by William Shakespeare
A Birmingham Rep, Young Vic and HOME co-production
Birmingham Repertory Theatre
Directed by Carrie Cracknell & Lucy Guerin
Reviewer: Sophia Amy Evans
When the prophecy of three witches proclaims that Macbeth is destined to become the King of Scotland, he and Lady Macbeth embark upon a treacherous journey of murder, paranoia, betrayal and suicide. Following the acclaimed collaboration of Medea which played at The National Theatre, Carrie Cracknell and Lucy Guerin have created a new version of Shakespeare’s supernatural tragedy, Macbeth.
The set is cleverly designed, giving a narrowing perspective to a bunker corridor with a multitude of doors, which are used during each transition. A series of wacky dance moves highlight the scene changes, some of which are effective and others that drag down the pace of the production, seeming to be little more than a tool to allow characters time to change off-stage. The aspect of multi-rolling is difficult to take in, there is little diversity between different characters and some of the time it is not clear who each character was, even to someone who has knowledge of the story.

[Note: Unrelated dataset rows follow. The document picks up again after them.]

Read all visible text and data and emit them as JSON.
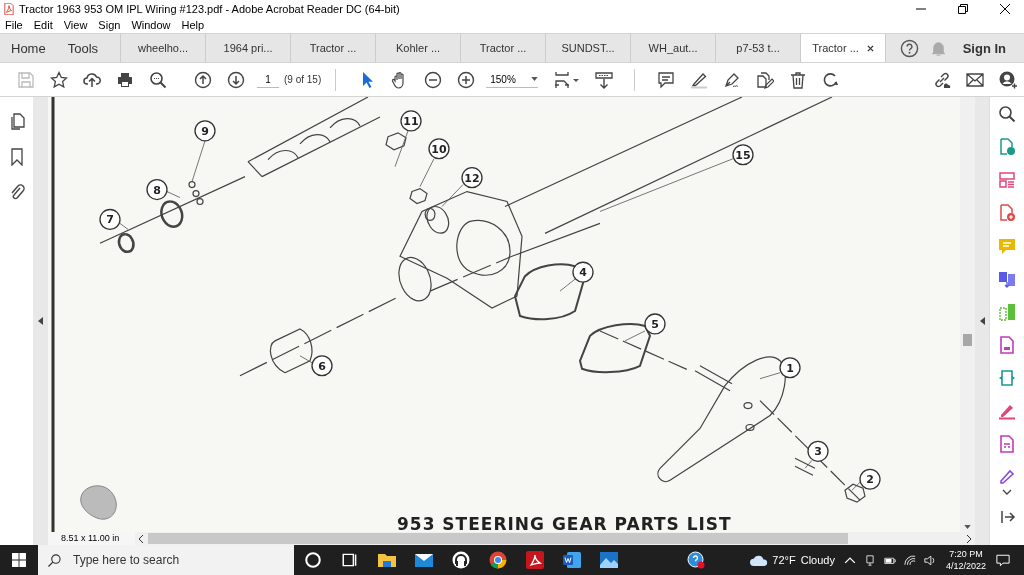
{
  "window": {
    "title": "Tractor 1963 953 OM IPL Wiring #123.pdf - Adobe Acrobat Reader DC (64-bit)"
  },
  "menu": [
    "File",
    "Edit",
    "View",
    "Sign",
    "Window",
    "Help"
  ],
  "tabs": [
    {
      "kind": "nav",
      "label": "Home",
      "selected": false
    },
    {
      "kind": "nav",
      "label": "Tools",
      "selected": false
    },
    {
      "kind": "document",
      "label": "wheelho...",
      "selected": false
    },
    {
      "kind": "document",
      "label": "1964 pri...",
      "selected": false
    },
    {
      "kind": "document",
      "label": "Tractor ...",
      "selected": false
    },
    {
      "kind": "document",
      "label": "Kohler ...",
      "selected": false
    },
    {
      "kind": "document",
      "label": "Tractor ...",
      "selected": false
    },
    {
      "kind": "document",
      "label": "SUNDST...",
      "selected": false
    },
    {
      "kind": "document",
      "label": "WH_aut...",
      "selected": false
    },
    {
      "kind": "document",
      "label": "p7-53 t...",
      "selected": false
    },
    {
      "kind": "document",
      "label": "Tractor ...",
      "selected": true
    }
  ],
  "account": {
    "sign_in": "Sign In"
  },
  "toolbar": {
    "page_number": "1",
    "page_count": "(9 of 15)",
    "zoom": "150%"
  },
  "document": {
    "callouts": [
      "9",
      "8",
      "7",
      "11",
      "10",
      "12",
      "15",
      "4",
      "5",
      "6",
      "1",
      "3",
      "2"
    ],
    "heading": "953  STEERING  GEAR  PARTS  LIST"
  },
  "status_bar": {
    "page_size": "8.51 x 11.00 in"
  },
  "taskbar": {
    "search": {
      "placeholder": "Type here to search"
    },
    "weather": {
      "temperature": "72°F",
      "condition": "Cloudy"
    },
    "clock": {
      "time": "7:20 PM",
      "date": "4/12/2022"
    }
  }
}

The actors have limited resources to work with set and props wise: extremely limiting for them, but they deal with this well. The actors are forced to be open and fully in touch with their emotions. Macbeth, is played excellently by John Heffernan (BBC’s Jonathan Strange and Mr Norrell, RSC’s Oppenheimer and Edward II at the National Theatre). There is something specifically about Anna Maxwell Martin’s (Almeida’s Measure For Measure, Cabaret in the West End and BAFTA-winning performances in Bleak House and Poppy Shakespeare) Lady Macbeth which really draws the audience in, she has a very clear understanding of the characters inner emotions and brings a breath of fresh air to the character. Certain other characters lacked energy, passion and weren’t at all engaging.
It is very hard to keep focus during this two hour show and work out the goings on of the storytelling devices applied – an interval would have desirable. The setting of the play, in a modern context, is intriguing, but in parts the modernisation simply doesn’t work. The setting is indiscriminate and never fully established: certainly a location that doesn’t seem anything like Scotland. The show stays true to the original Shakespeare text, which jars against the abstract style the directors Cracknell and Guerin bring to the piece – this simply doesn’t work.
Runs until 30th January at Birmingham Repertory Theatre.